From the listing below, pull each line that includes "Settings".

______

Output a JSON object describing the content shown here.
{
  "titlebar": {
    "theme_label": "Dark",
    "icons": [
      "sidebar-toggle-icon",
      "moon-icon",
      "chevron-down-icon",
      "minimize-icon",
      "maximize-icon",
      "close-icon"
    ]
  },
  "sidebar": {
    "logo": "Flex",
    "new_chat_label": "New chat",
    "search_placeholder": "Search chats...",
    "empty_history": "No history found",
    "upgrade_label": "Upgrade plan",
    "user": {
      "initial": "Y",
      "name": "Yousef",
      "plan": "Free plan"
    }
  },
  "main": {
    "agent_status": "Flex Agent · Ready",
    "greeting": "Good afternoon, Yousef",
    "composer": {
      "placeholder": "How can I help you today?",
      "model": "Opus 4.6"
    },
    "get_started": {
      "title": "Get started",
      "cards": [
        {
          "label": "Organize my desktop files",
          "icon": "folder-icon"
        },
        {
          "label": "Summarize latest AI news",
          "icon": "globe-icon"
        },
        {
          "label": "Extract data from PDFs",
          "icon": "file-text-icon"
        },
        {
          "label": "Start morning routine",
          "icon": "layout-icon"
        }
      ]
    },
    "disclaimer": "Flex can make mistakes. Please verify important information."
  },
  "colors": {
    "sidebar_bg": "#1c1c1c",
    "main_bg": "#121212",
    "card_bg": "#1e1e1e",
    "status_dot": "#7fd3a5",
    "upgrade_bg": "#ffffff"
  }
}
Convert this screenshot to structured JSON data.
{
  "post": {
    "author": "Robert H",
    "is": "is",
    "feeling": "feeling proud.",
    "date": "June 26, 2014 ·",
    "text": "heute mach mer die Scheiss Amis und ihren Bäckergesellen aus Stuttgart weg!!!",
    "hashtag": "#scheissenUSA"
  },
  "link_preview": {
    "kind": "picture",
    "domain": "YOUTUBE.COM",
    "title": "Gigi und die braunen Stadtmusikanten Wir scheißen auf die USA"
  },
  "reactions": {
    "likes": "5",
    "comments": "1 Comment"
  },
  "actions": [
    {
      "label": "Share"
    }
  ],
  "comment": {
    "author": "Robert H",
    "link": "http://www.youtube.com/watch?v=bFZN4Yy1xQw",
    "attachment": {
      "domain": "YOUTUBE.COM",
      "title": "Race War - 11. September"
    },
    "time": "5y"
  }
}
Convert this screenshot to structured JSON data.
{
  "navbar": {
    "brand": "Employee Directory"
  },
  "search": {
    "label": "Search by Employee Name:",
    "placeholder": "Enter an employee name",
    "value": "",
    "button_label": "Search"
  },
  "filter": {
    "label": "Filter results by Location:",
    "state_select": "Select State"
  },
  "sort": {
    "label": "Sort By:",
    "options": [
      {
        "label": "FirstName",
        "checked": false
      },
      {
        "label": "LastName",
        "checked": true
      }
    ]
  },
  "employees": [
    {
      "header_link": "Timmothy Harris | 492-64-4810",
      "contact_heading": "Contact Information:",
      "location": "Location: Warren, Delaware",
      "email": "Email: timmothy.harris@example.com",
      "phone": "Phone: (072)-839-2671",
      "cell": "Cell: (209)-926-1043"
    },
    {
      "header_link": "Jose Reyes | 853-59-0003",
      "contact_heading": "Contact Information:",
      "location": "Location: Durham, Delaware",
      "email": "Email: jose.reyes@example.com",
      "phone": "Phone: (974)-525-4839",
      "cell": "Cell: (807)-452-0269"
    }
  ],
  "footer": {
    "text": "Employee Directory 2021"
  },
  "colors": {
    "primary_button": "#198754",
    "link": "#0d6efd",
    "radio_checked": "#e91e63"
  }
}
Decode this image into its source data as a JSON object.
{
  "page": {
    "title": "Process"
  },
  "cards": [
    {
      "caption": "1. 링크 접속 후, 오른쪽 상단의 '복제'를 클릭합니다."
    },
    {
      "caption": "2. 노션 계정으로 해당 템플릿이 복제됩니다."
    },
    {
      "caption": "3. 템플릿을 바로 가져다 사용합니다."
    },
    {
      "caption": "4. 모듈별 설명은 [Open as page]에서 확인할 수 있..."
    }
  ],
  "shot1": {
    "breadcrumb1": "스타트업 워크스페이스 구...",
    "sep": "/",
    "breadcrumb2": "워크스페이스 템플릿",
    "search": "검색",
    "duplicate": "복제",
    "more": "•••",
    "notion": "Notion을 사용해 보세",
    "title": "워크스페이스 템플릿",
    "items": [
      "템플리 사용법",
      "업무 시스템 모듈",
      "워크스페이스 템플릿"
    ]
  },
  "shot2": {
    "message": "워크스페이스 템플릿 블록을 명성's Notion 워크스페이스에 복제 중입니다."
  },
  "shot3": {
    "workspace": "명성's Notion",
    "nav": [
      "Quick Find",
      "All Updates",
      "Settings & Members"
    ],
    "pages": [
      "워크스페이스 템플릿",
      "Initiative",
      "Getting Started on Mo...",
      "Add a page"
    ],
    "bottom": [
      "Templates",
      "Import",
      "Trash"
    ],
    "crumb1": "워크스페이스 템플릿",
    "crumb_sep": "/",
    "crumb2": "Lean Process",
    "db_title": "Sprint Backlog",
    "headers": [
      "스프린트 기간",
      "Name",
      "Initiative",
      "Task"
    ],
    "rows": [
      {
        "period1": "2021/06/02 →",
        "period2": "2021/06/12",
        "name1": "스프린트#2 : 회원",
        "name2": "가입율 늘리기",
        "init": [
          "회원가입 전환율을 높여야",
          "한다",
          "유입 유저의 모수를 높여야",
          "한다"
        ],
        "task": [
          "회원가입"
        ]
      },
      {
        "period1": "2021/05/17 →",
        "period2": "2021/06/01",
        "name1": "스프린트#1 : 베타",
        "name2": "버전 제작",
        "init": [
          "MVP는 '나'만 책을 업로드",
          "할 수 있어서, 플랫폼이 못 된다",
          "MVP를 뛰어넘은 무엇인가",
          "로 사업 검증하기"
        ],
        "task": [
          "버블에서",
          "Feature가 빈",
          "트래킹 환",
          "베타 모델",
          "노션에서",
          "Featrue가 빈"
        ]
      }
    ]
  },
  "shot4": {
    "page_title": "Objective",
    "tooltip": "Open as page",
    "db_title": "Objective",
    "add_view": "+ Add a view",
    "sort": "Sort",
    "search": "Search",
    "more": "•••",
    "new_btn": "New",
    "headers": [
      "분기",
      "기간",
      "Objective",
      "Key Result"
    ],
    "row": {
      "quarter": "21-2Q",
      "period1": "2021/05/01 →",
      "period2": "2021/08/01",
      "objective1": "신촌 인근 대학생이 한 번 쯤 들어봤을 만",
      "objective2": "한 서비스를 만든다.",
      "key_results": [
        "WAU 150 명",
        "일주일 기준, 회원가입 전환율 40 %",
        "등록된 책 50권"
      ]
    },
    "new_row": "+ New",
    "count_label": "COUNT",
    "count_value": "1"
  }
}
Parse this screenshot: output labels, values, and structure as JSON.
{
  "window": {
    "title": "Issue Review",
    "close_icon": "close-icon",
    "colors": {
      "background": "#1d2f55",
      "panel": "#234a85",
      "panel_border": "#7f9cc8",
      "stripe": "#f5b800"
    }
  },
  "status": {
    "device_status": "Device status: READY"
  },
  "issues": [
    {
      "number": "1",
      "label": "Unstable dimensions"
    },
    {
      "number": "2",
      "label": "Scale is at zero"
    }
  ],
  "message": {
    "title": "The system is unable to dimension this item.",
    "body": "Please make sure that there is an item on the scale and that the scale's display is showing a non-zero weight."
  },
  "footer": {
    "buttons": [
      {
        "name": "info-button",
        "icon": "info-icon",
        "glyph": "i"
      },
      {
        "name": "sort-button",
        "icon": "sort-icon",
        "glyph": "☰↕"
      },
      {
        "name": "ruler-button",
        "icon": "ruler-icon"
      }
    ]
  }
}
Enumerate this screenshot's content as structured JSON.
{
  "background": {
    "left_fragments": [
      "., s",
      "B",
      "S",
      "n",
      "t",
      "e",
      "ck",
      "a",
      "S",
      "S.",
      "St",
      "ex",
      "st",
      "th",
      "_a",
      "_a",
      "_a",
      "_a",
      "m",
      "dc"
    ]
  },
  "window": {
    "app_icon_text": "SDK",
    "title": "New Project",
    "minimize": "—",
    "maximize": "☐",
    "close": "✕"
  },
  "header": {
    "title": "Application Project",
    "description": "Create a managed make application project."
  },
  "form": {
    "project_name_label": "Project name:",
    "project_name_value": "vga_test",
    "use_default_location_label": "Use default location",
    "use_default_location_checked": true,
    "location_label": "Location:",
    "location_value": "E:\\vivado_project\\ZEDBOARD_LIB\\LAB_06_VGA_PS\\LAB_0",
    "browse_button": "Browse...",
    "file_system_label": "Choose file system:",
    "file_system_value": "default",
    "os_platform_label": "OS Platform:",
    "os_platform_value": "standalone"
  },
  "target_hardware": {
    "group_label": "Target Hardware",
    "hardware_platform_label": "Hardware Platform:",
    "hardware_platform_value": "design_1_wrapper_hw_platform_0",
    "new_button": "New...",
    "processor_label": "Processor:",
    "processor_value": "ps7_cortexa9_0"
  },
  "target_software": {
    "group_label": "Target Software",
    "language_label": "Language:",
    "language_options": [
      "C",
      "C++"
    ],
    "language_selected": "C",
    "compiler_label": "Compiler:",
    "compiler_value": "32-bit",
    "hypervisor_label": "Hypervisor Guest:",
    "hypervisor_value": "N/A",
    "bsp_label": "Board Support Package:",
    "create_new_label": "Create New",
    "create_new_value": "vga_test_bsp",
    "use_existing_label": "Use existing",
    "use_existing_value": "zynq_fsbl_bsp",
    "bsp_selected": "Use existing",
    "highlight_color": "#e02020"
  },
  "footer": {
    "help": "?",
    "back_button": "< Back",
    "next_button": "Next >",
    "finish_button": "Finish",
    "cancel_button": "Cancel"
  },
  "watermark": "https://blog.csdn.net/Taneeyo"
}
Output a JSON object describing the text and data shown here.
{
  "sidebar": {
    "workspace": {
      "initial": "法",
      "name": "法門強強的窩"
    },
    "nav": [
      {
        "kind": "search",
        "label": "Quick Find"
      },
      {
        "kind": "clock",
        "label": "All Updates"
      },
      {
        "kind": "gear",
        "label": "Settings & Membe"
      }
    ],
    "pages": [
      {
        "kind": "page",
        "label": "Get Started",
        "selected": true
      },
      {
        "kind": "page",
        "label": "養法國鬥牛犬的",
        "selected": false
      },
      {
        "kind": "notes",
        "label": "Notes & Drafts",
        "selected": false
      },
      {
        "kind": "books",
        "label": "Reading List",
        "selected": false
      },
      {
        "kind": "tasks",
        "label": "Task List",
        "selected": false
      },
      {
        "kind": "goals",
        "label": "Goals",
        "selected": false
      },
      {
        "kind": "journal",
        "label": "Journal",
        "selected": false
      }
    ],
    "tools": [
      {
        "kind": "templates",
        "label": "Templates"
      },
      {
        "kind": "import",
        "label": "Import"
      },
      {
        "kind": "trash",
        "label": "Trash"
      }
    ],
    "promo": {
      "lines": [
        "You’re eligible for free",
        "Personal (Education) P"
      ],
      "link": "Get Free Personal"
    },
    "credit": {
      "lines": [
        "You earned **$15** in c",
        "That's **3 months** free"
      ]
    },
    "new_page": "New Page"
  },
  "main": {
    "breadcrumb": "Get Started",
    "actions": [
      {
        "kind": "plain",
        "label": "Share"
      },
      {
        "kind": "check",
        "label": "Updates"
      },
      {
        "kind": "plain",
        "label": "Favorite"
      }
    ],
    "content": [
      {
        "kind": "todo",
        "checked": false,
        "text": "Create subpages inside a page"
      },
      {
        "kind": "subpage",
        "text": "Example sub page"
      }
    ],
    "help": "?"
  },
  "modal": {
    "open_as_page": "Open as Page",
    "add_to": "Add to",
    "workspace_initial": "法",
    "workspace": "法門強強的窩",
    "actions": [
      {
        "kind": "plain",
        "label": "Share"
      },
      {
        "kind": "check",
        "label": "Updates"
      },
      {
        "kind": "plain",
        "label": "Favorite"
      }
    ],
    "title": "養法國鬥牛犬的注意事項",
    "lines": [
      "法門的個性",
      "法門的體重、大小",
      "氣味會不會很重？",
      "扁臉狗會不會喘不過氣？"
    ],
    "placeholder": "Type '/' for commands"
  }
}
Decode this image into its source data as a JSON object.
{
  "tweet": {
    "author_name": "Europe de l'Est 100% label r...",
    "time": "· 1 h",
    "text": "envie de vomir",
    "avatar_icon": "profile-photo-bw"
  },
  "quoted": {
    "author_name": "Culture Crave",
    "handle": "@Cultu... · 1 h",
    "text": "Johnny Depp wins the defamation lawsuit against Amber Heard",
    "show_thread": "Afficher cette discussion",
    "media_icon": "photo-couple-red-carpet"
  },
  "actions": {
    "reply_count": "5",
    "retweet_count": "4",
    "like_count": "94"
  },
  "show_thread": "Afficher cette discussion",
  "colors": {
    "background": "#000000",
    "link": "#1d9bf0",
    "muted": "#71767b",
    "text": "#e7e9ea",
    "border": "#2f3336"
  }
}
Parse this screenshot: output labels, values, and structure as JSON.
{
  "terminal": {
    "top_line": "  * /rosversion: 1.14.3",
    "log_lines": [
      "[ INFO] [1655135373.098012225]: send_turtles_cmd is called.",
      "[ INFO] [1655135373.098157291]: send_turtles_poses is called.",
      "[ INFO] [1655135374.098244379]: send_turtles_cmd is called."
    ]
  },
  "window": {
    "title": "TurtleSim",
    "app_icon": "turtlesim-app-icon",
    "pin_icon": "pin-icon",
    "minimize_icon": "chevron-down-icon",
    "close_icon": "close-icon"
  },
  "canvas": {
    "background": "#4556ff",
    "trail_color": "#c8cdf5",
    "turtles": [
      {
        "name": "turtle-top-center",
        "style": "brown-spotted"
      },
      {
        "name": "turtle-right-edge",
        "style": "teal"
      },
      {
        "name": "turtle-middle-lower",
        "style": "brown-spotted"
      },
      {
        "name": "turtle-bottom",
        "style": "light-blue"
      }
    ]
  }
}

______

TASK RESULT →
      "Settings & Members"
        "label": "Settings & Membe"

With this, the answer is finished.